**What is being asked**
Say how many lines of the listing below hold the word "Visual". Give only that number.

**Material for the task**
========
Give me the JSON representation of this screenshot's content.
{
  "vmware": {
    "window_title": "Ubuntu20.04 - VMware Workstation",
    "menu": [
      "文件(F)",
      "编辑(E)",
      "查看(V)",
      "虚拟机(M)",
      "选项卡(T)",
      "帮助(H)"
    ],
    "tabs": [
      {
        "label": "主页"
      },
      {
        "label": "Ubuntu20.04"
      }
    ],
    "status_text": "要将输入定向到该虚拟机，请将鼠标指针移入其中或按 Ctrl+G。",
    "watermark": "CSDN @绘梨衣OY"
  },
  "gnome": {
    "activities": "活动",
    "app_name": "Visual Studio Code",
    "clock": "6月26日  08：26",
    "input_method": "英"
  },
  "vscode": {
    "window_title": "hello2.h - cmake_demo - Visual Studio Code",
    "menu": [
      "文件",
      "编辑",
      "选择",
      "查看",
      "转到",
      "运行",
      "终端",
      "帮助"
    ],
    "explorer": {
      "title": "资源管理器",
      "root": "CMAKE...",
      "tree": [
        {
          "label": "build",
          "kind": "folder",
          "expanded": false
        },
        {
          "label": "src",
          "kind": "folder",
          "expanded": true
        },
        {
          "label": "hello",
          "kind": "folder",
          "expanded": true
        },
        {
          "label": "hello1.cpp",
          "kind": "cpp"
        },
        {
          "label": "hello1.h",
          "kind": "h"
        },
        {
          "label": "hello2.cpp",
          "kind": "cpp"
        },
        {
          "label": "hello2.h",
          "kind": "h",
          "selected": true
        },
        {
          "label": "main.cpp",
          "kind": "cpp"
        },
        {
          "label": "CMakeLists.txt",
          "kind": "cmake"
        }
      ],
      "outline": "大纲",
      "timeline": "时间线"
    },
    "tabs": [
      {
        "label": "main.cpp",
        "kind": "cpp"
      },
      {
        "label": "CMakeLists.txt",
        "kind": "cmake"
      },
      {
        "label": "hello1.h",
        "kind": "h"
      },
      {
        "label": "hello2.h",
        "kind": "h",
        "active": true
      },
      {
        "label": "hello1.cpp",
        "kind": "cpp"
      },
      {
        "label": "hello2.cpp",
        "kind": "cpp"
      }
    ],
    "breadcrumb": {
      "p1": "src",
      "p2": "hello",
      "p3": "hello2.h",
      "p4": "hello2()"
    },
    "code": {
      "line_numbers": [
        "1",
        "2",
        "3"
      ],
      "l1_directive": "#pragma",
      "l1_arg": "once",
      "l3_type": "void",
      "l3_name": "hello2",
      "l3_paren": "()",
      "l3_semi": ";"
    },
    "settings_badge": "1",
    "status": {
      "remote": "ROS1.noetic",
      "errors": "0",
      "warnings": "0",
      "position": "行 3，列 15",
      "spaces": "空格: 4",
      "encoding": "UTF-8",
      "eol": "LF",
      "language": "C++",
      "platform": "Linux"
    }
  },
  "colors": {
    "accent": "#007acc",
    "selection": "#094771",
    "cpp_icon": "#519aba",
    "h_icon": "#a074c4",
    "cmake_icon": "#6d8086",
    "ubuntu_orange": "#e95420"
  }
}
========
**Written response**
2